Also known as
Possum tail, Asparagus sprengeri, Asparagus meyeri, Asparagus densiflorus, Protasparagus aethiopicus
Where is it originally from?
What does it look like?
Two growth forms are known: (1) cultivar 'Sprengeri' is a trailing scrambler with stems to 2 m that are branched towards tips, and with sparse cladodes (flattened leaf-like stems,10-25 mm) that are flat in cross section, and (2) cultivar 'Meyeri' has erect stems to 700 mm forming a dense cylinder, and is covered in cladodes (5-10 mm) that are triangular in cross section. Both cultivars have small tubers, thin wiry stems, tiny pinkish flowers and bright red berries.
Are there any similar species?
Climbing asparagus (Asparagus scandens), and asparagus fern (A. setaceus, also known as A. plumosa) are similar.
Why is it weedy?
Dense, patch-forming habit, tough, long-lived tubers that resprout, moderate to slow growth rate, and seeds that are widely distributed. Tolerates moderate to high rainfall.
How does it spread?
Birds spread the seeds, and tubers resprout and are spread by soil and water movement. Common as both a garden and house plant, and occasionally found in hedges.
What damage does it do?
Can smother shrubs and other low vegetation.
Which habitats is it likely to invade?
Bush edges, low-growing habitats and dune vegetation, especially near gardens.
What can I do to get rid of it?
1. Dig out tubers. Dispose of at a refuse transfer station or burn. Leave rest of cut material on site to rot down.
2. Spray (spring-early summer only): glyphosate (20ml/L). Do not add penetrant when spraying against tree trunks. Spray lightly, avoiding runoff.
What can I do to stop it coming back?
Tubers often resprout after spraying, stems break at ground level so plants cannot be pulled. Tuber fragments usually survive digging.
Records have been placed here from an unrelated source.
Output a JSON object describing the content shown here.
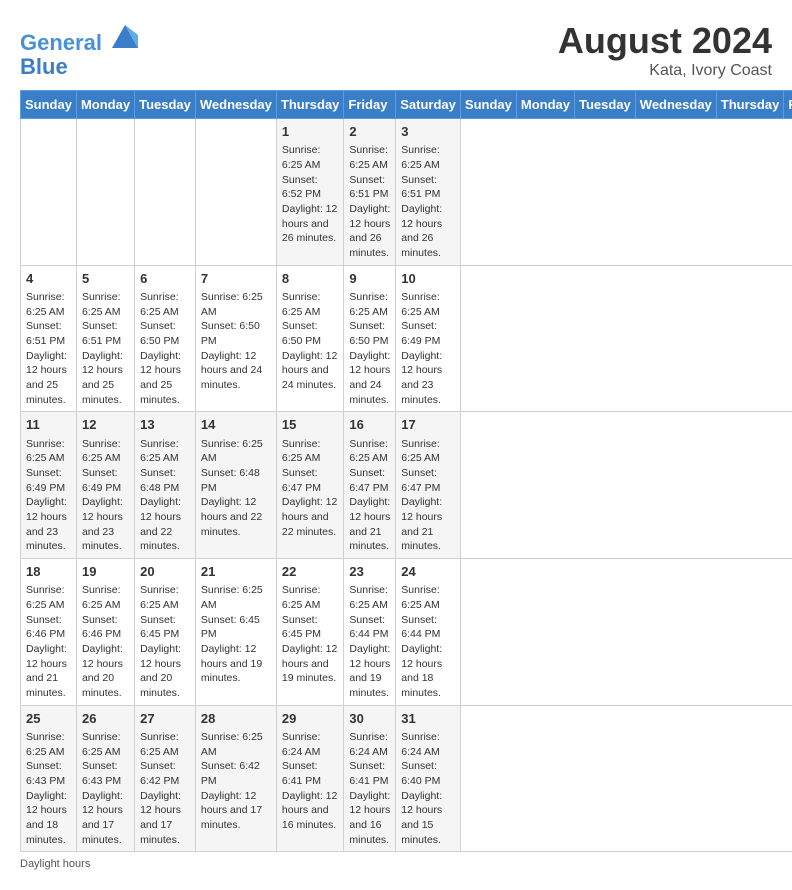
{
  "header": {
    "logo_line1": "General",
    "logo_line2": "Blue",
    "month_year": "August 2024",
    "location": "Kata, Ivory Coast"
  },
  "days_of_week": [
    "Sunday",
    "Monday",
    "Tuesday",
    "Wednesday",
    "Thursday",
    "Friday",
    "Saturday"
  ],
  "weeks": [
    [
      {
        "day": "",
        "info": ""
      },
      {
        "day": "",
        "info": ""
      },
      {
        "day": "",
        "info": ""
      },
      {
        "day": "",
        "info": ""
      },
      {
        "day": "1",
        "info": "Sunrise: 6:25 AM\nSunset: 6:52 PM\nDaylight: 12 hours and 26 minutes."
      },
      {
        "day": "2",
        "info": "Sunrise: 6:25 AM\nSunset: 6:51 PM\nDaylight: 12 hours and 26 minutes."
      },
      {
        "day": "3",
        "info": "Sunrise: 6:25 AM\nSunset: 6:51 PM\nDaylight: 12 hours and 26 minutes."
      }
    ],
    [
      {
        "day": "4",
        "info": "Sunrise: 6:25 AM\nSunset: 6:51 PM\nDaylight: 12 hours and 25 minutes."
      },
      {
        "day": "5",
        "info": "Sunrise: 6:25 AM\nSunset: 6:51 PM\nDaylight: 12 hours and 25 minutes."
      },
      {
        "day": "6",
        "info": "Sunrise: 6:25 AM\nSunset: 6:50 PM\nDaylight: 12 hours and 25 minutes."
      },
      {
        "day": "7",
        "info": "Sunrise: 6:25 AM\nSunset: 6:50 PM\nDaylight: 12 hours and 24 minutes."
      },
      {
        "day": "8",
        "info": "Sunrise: 6:25 AM\nSunset: 6:50 PM\nDaylight: 12 hours and 24 minutes."
      },
      {
        "day": "9",
        "info": "Sunrise: 6:25 AM\nSunset: 6:50 PM\nDaylight: 12 hours and 24 minutes."
      },
      {
        "day": "10",
        "info": "Sunrise: 6:25 AM\nSunset: 6:49 PM\nDaylight: 12 hours and 23 minutes."
      }
    ],
    [
      {
        "day": "11",
        "info": "Sunrise: 6:25 AM\nSunset: 6:49 PM\nDaylight: 12 hours and 23 minutes."
      },
      {
        "day": "12",
        "info": "Sunrise: 6:25 AM\nSunset: 6:49 PM\nDaylight: 12 hours and 23 minutes."
      },
      {
        "day": "13",
        "info": "Sunrise: 6:25 AM\nSunset: 6:48 PM\nDaylight: 12 hours and 22 minutes."
      },
      {
        "day": "14",
        "info": "Sunrise: 6:25 AM\nSunset: 6:48 PM\nDaylight: 12 hours and 22 minutes."
      },
      {
        "day": "15",
        "info": "Sunrise: 6:25 AM\nSunset: 6:47 PM\nDaylight: 12 hours and 22 minutes."
      },
      {
        "day": "16",
        "info": "Sunrise: 6:25 AM\nSunset: 6:47 PM\nDaylight: 12 hours and 21 minutes."
      },
      {
        "day": "17",
        "info": "Sunrise: 6:25 AM\nSunset: 6:47 PM\nDaylight: 12 hours and 21 minutes."
      }
    ],
    [
      {
        "day": "18",
        "info": "Sunrise: 6:25 AM\nSunset: 6:46 PM\nDaylight: 12 hours and 21 minutes."
      },
      {
        "day": "19",
        "info": "Sunrise: 6:25 AM\nSunset: 6:46 PM\nDaylight: 12 hours and 20 minutes."
      },
      {
        "day": "20",
        "info": "Sunrise: 6:25 AM\nSunset: 6:45 PM\nDaylight: 12 hours and 20 minutes."
      },
      {
        "day": "21",
        "info": "Sunrise: 6:25 AM\nSunset: 6:45 PM\nDaylight: 12 hours and 19 minutes."
      },
      {
        "day": "22",
        "info": "Sunrise: 6:25 AM\nSunset: 6:45 PM\nDaylight: 12 hours and 19 minutes."
      },
      {
        "day": "23",
        "info": "Sunrise: 6:25 AM\nSunset: 6:44 PM\nDaylight: 12 hours and 19 minutes."
      },
      {
        "day": "24",
        "info": "Sunrise: 6:25 AM\nSunset: 6:44 PM\nDaylight: 12 hours and 18 minutes."
      }
    ],
    [
      {
        "day": "25",
        "info": "Sunrise: 6:25 AM\nSunset: 6:43 PM\nDaylight: 12 hours and 18 minutes."
      },
      {
        "day": "26",
        "info": "Sunrise: 6:25 AM\nSunset: 6:43 PM\nDaylight: 12 hours and 17 minutes."
      },
      {
        "day": "27",
        "info": "Sunrise: 6:25 AM\nSunset: 6:42 PM\nDaylight: 12 hours and 17 minutes."
      },
      {
        "day": "28",
        "info": "Sunrise: 6:25 AM\nSunset: 6:42 PM\nDaylight: 12 hours and 17 minutes."
      },
      {
        "day": "29",
        "info": "Sunrise: 6:24 AM\nSunset: 6:41 PM\nDaylight: 12 hours and 16 minutes."
      },
      {
        "day": "30",
        "info": "Sunrise: 6:24 AM\nSunset: 6:41 PM\nDaylight: 12 hours and 16 minutes."
      },
      {
        "day": "31",
        "info": "Sunrise: 6:24 AM\nSunset: 6:40 PM\nDaylight: 12 hours and 15 minutes."
      }
    ]
  ],
  "footer": {
    "text": "Daylight hours"
  }
}
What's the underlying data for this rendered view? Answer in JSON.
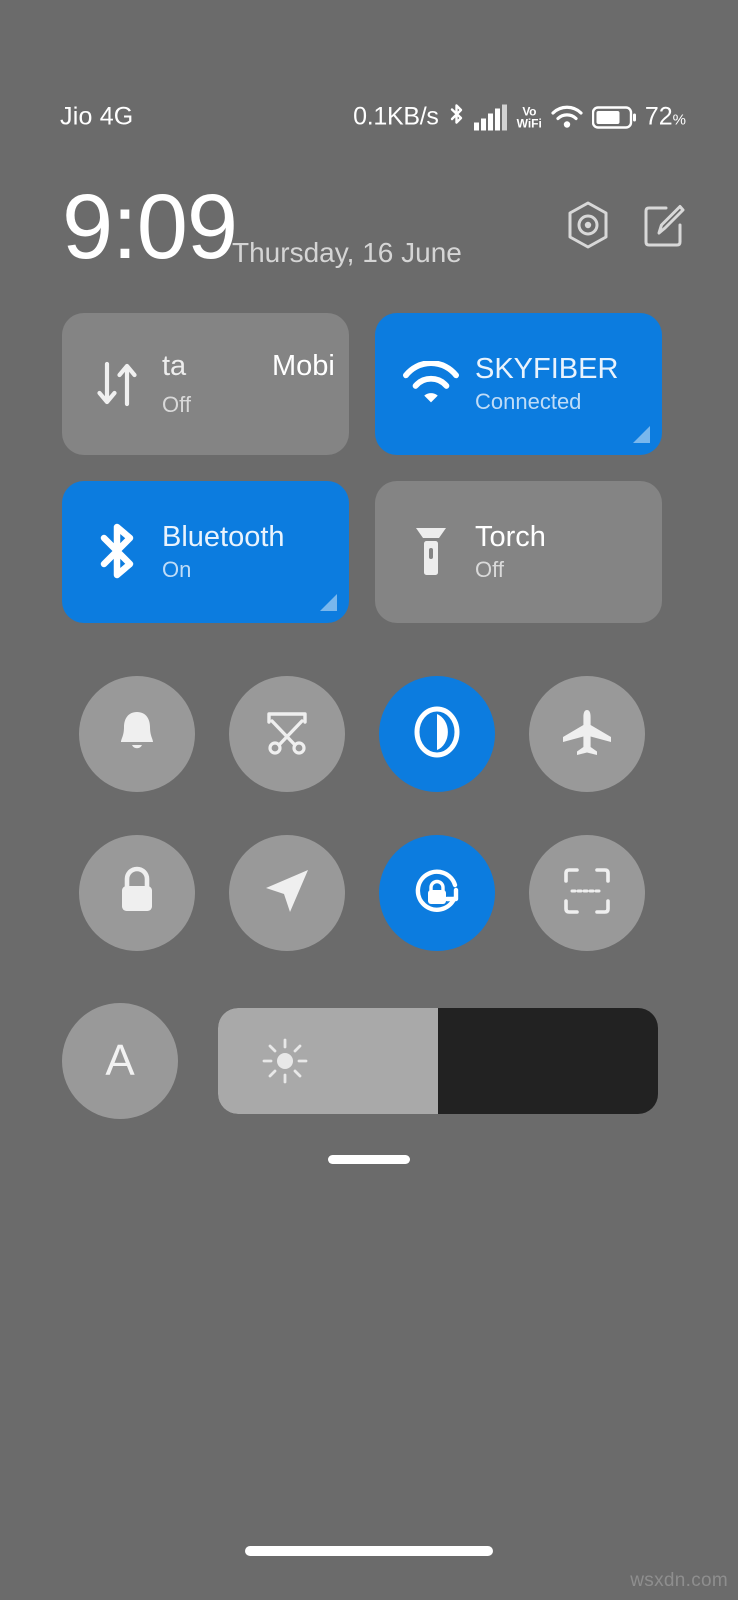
{
  "colors": {
    "background": "#6b6b6b",
    "tile_inactive": "#848484",
    "tile_active": "#0c7cdf",
    "circle_inactive": "#999999",
    "slider_track": "#222222",
    "slider_fill": "#a9a9a9",
    "text_primary": "#ffffff",
    "text_secondary": "#d9d9d9"
  },
  "status_bar": {
    "carrier": "Jio 4G",
    "network_speed": "0.1KB/s",
    "bluetooth_icon": "bluetooth-icon",
    "signal_icon": "cellular-signal-icon",
    "volte_line1": "Vo",
    "volte_line2": "WiFi",
    "wifi_icon": "wifi-icon",
    "battery_icon": "battery-icon",
    "battery_percent": "72",
    "battery_percent_symbol": "%"
  },
  "clock_row": {
    "time": "9:09",
    "date": "Thursday, 16 June",
    "settings_icon": "hex-settings-icon",
    "edit_icon": "edit-tiles-icon"
  },
  "tiles": [
    {
      "id": "mobile-data",
      "title_fragment_1": "ta",
      "title_fragment_2": "Mobi",
      "status": "Off",
      "active": false,
      "icon": "mobile-data-arrows-icon",
      "has_expand_corner": false
    },
    {
      "id": "wifi",
      "title": "SKYFIBER",
      "status": "Connected",
      "active": true,
      "icon": "wifi-icon",
      "has_expand_corner": true
    },
    {
      "id": "bluetooth",
      "title": "Bluetooth",
      "status": "On",
      "active": true,
      "icon": "bluetooth-icon",
      "has_expand_corner": true
    },
    {
      "id": "torch",
      "title": "Torch",
      "status": "Off",
      "active": false,
      "icon": "flashlight-icon",
      "has_expand_corner": false
    }
  ],
  "circle_toggles_row1": [
    {
      "id": "ringer",
      "icon": "bell-icon",
      "active": false
    },
    {
      "id": "screenshot",
      "icon": "scissors-icon",
      "active": false
    },
    {
      "id": "dark-mode",
      "icon": "contrast-icon",
      "active": true
    },
    {
      "id": "airplane",
      "icon": "airplane-icon",
      "active": false
    }
  ],
  "circle_toggles_row2": [
    {
      "id": "screen-lock",
      "icon": "lock-icon",
      "active": false
    },
    {
      "id": "location",
      "icon": "location-arrow-icon",
      "active": false
    },
    {
      "id": "auto-rotate",
      "icon": "rotation-lock-icon",
      "active": true
    },
    {
      "id": "scanner",
      "icon": "scan-frame-icon",
      "active": false
    }
  ],
  "brightness": {
    "auto_label": "A",
    "auto_active": false,
    "slider_icon": "brightness-sun-icon",
    "fill_percent": 50
  },
  "handles": {
    "panel_handle": "panel-drag-handle",
    "nav_handle": "navigation-home-handle"
  },
  "watermark": "wsxdn.com"
}
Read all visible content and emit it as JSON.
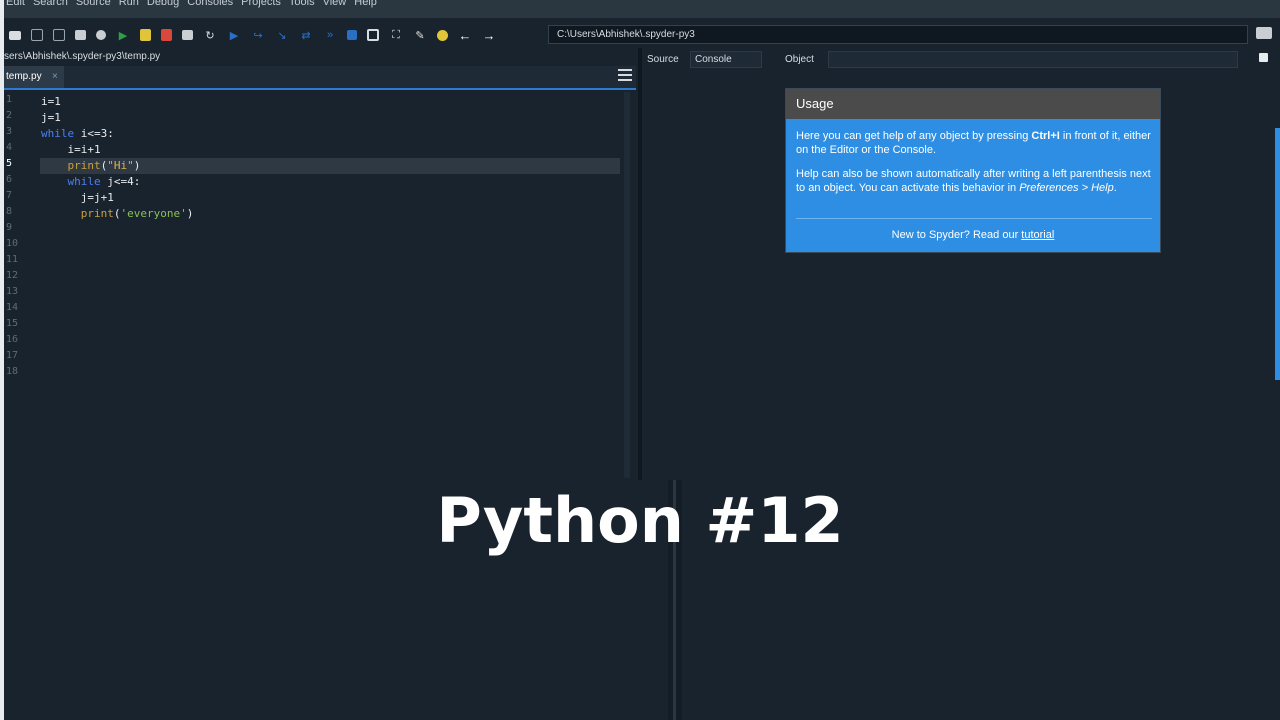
{
  "menu": [
    "Edit",
    "Search",
    "Source",
    "Run",
    "Debug",
    "Consoles",
    "Projects",
    "Tools",
    "View",
    "Help"
  ],
  "toolbar": {
    "path": "C:\\Users\\Abhishek\\.spyder-py3",
    "icons": [
      "open-file-icon",
      "save-icon",
      "save-all-icon",
      "settings-list-icon",
      "new-icon",
      "run-icon",
      "run-cell-icon",
      "run-cell-advance-icon",
      "run-selection-icon",
      "rerun-icon",
      "debug-icon",
      "step-icon",
      "step-into-icon",
      "step-return-icon",
      "continue-icon",
      "stop-icon",
      "maximize-pane-icon",
      "fullscreen-icon",
      "wrench-icon",
      "python-path-icon",
      "back-arrow-icon",
      "forward-arrow-icon"
    ]
  },
  "editor": {
    "file_path": "sers\\Abhishek\\.spyder-py3\\temp.py",
    "tab_label": "temp.py",
    "tab_close": "×",
    "current_line": 5,
    "line_numbers": [
      "1",
      "2",
      "3",
      "4",
      "5",
      "6",
      "7",
      "8",
      "9",
      "10",
      "11",
      "12",
      "13",
      "14",
      "15",
      "16",
      "17",
      "18"
    ],
    "code": {
      "l1": "i=1",
      "l2": "j=1",
      "l3_kw": "while",
      "l3_rest": " i<=3:",
      "l4": "    i=i+1",
      "l5_fn": "    print",
      "l5_open": "(",
      "l5_str": "\"Hi\"",
      "l5_close": ")",
      "l6_kw": "    while",
      "l6_rest": " j<=4:",
      "l7": "      j=j+1",
      "l8_fn": "      print",
      "l8_open": "(",
      "l8_str": "'everyone'",
      "l8_close": ")"
    }
  },
  "help": {
    "source_label": "Source",
    "source_value": "Console",
    "object_label": "Object",
    "usage_title": "Usage",
    "p1_a": "Here you can get help of any object by pressing ",
    "p1_key": "Ctrl+I",
    "p1_b": " in front of it, either on the Editor or the Console.",
    "p2_a": "Help can also be shown automatically after writing a left parenthesis next to an object. You can activate this behavior in ",
    "p2_pref": "Preferences > Help",
    "p2_end": ".",
    "footer_text": "New to Spyder? Read our ",
    "footer_link": "tutorial"
  },
  "overlay_title": "Python #12"
}
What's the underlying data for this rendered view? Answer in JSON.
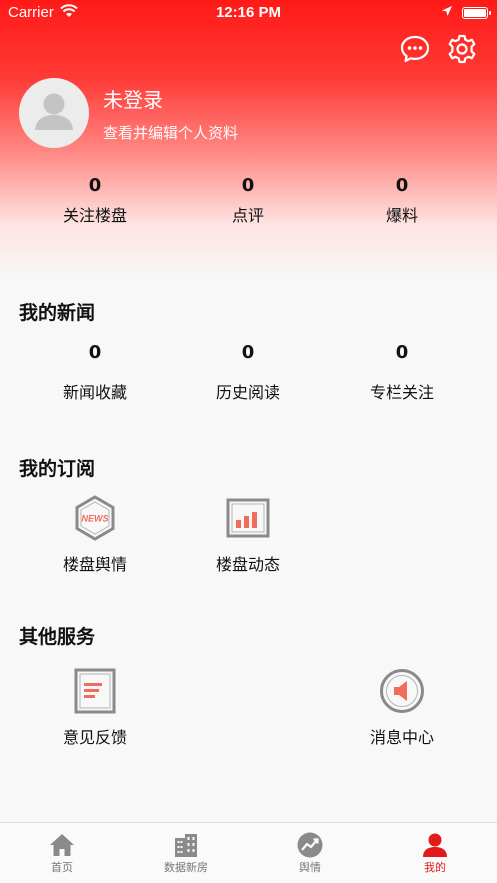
{
  "status_bar": {
    "carrier": "Carrier",
    "time": "12:16 PM"
  },
  "profile": {
    "name": "未登录",
    "edit_link": "查看并编辑个人资料"
  },
  "stats": [
    {
      "value": "0",
      "label": "关注楼盘"
    },
    {
      "value": "0",
      "label": "点评"
    },
    {
      "value": "0",
      "label": "爆料"
    }
  ],
  "my_news": {
    "title": "我的新闻",
    "items": [
      {
        "value": "0",
        "label": "新闻收藏"
      },
      {
        "value": "0",
        "label": "历史阅读"
      },
      {
        "value": "0",
        "label": "专栏关注"
      }
    ]
  },
  "my_subscriptions": {
    "title": "我的订阅",
    "items": [
      {
        "label": "楼盘舆情",
        "icon": "news-hexagon-icon",
        "badge": "NEWS"
      },
      {
        "label": "楼盘动态",
        "icon": "bar-chart-icon"
      }
    ]
  },
  "other_services": {
    "title": "其他服务",
    "items": [
      {
        "label": "意见反馈",
        "icon": "document-icon"
      },
      {
        "label": "消息中心",
        "icon": "speaker-icon"
      }
    ]
  },
  "tabbar": {
    "items": [
      {
        "label": "首页",
        "icon": "home-icon",
        "active": false
      },
      {
        "label": "数据新房",
        "icon": "building-icon",
        "active": false
      },
      {
        "label": "舆情",
        "icon": "trend-icon",
        "active": false
      },
      {
        "label": "我的",
        "icon": "user-icon",
        "active": true
      }
    ]
  },
  "colors": {
    "accent": "#e21a1a",
    "icon_red": "#f26b5b",
    "icon_gray": "#888888"
  }
}
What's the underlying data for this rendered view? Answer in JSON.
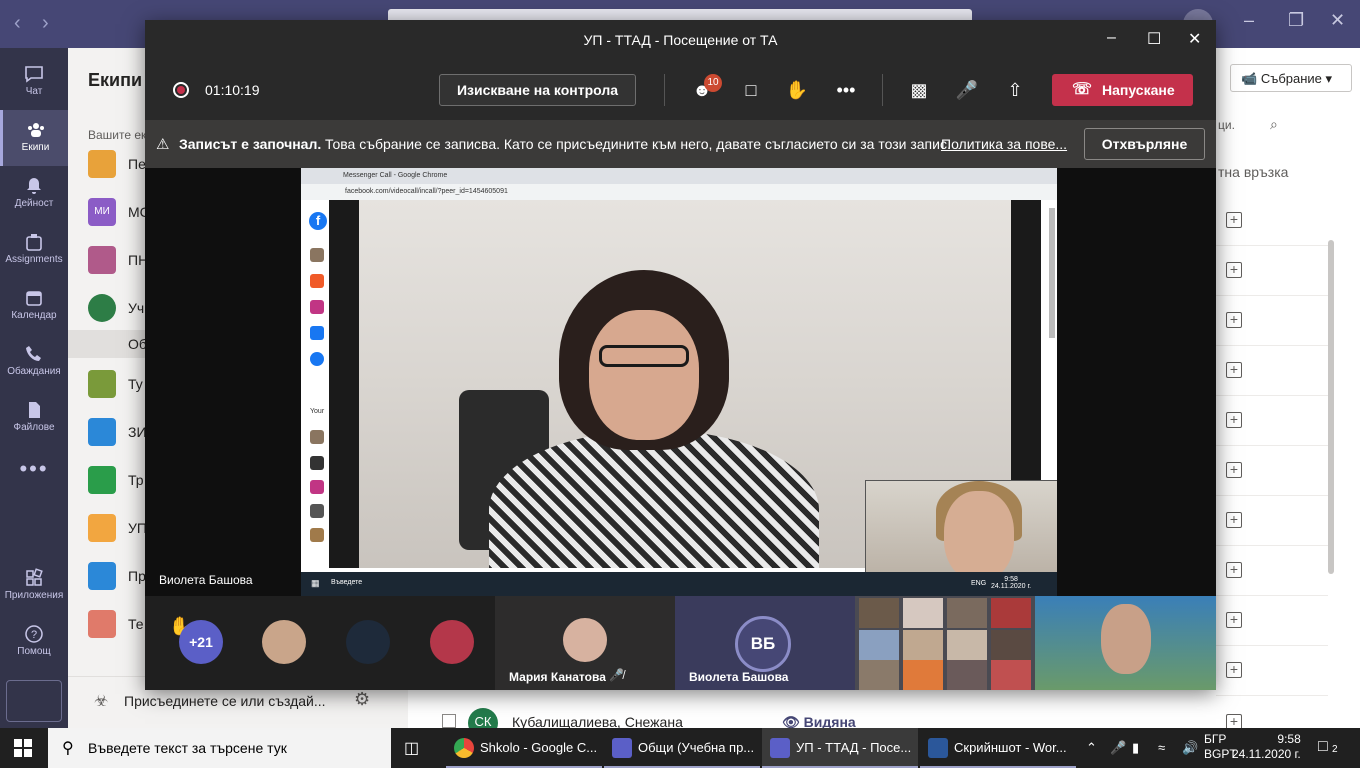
{
  "teams": {
    "rail": [
      {
        "label": "Чат",
        "icon": "chat-icon"
      },
      {
        "label": "Екипи",
        "icon": "teams-icon"
      },
      {
        "label": "Дейност",
        "icon": "bell-icon"
      },
      {
        "label": "Assignments",
        "icon": "assignments-icon"
      },
      {
        "label": "Календар",
        "icon": "calendar-icon"
      },
      {
        "label": "Обаждания",
        "icon": "phone-icon"
      },
      {
        "label": "Файлове",
        "icon": "files-icon"
      },
      {
        "label": "Приложения",
        "icon": "apps-icon"
      },
      {
        "label": "Помощ",
        "icon": "help-icon"
      }
    ],
    "panel_title": "Екипи",
    "panel_subtitle": "Вашите ек",
    "team_items": [
      {
        "label": "Пе",
        "color": "#e8a23a"
      },
      {
        "label": "МС",
        "color": "#8b5cc6",
        "abbr": "МИ"
      },
      {
        "label": "ПН",
        "color": "#e6e6e6"
      },
      {
        "label": "Уч",
        "color": "#2d7d46"
      },
      {
        "label": "Об",
        "selected": true
      },
      {
        "label": "Ту",
        "color": "#7a9a3a"
      },
      {
        "label": "ЗИ",
        "color": "#2b88d8"
      },
      {
        "label": "Тр",
        "color": "#2a9d4a"
      },
      {
        "label": "УП",
        "color": "#f2a640"
      },
      {
        "label": "Пр",
        "color": "#2b88d8"
      },
      {
        "label": "Те",
        "color": "#e07a6a"
      }
    ],
    "join_label": "Присъединете се или създай...",
    "meeting_button": "Събрание",
    "column_header": "тна връзка",
    "search_hint": "ци.",
    "bottom_row": {
      "initials": "СК",
      "name": "Кубалищалиева, Снежана",
      "status": "Видяна"
    }
  },
  "meeting": {
    "title": "УП - ТТАД - Посещение от ТА",
    "timer": "01:10:19",
    "request_control": "Изискване на контрола",
    "participants_badge": "10",
    "leave_label": "Напускане",
    "banner": {
      "bold": "Записът е започнал.",
      "message": "Това събрание се записва. Като се присъедините към него, давате съгласието си за този запис.",
      "link": "Политика за пове...",
      "decline": "Отхвърляне"
    },
    "shared": {
      "window_title": "Messenger Call - Google Chrome",
      "url": "facebook.com/videocall/incall/?peer_id=1454605091",
      "sidebar_text": "Your",
      "taskbar_search": "Въведете",
      "clock_time": "9:58",
      "clock_date": "24.11.2020 г.",
      "lang": "ENG"
    },
    "presenter": "Виолета Башова",
    "roster": {
      "overflow": "+21",
      "tile1_name": "Мария Канатова",
      "tile2_initials": "ВБ",
      "tile2_name": "Виолета Башова"
    }
  },
  "taskbar": {
    "search_placeholder": "Въведете текст за търсене тук",
    "apps": [
      {
        "label": "Shkolo - Google C...",
        "icon": "chrome-icon",
        "color": "#e8453c"
      },
      {
        "label": "Общи (Учебна пр...",
        "icon": "teams-icon",
        "color": "#5b5fc7"
      },
      {
        "label": "УП - ТТАД - Посе...",
        "icon": "teams-icon",
        "color": "#5b5fc7",
        "active": true
      },
      {
        "label": "Скрийншот - Wor...",
        "icon": "word-icon",
        "color": "#2b579a"
      }
    ],
    "lang_top": "БГР",
    "lang_bottom": "BGPT",
    "time": "9:58",
    "date": "24.11.2020 г.",
    "notifications": "2"
  }
}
Always follow up on treated areas at least 6-monthly. Replant treated areas where possible after 2-3 treatments to establish dense ground cover and minimise reinvasion.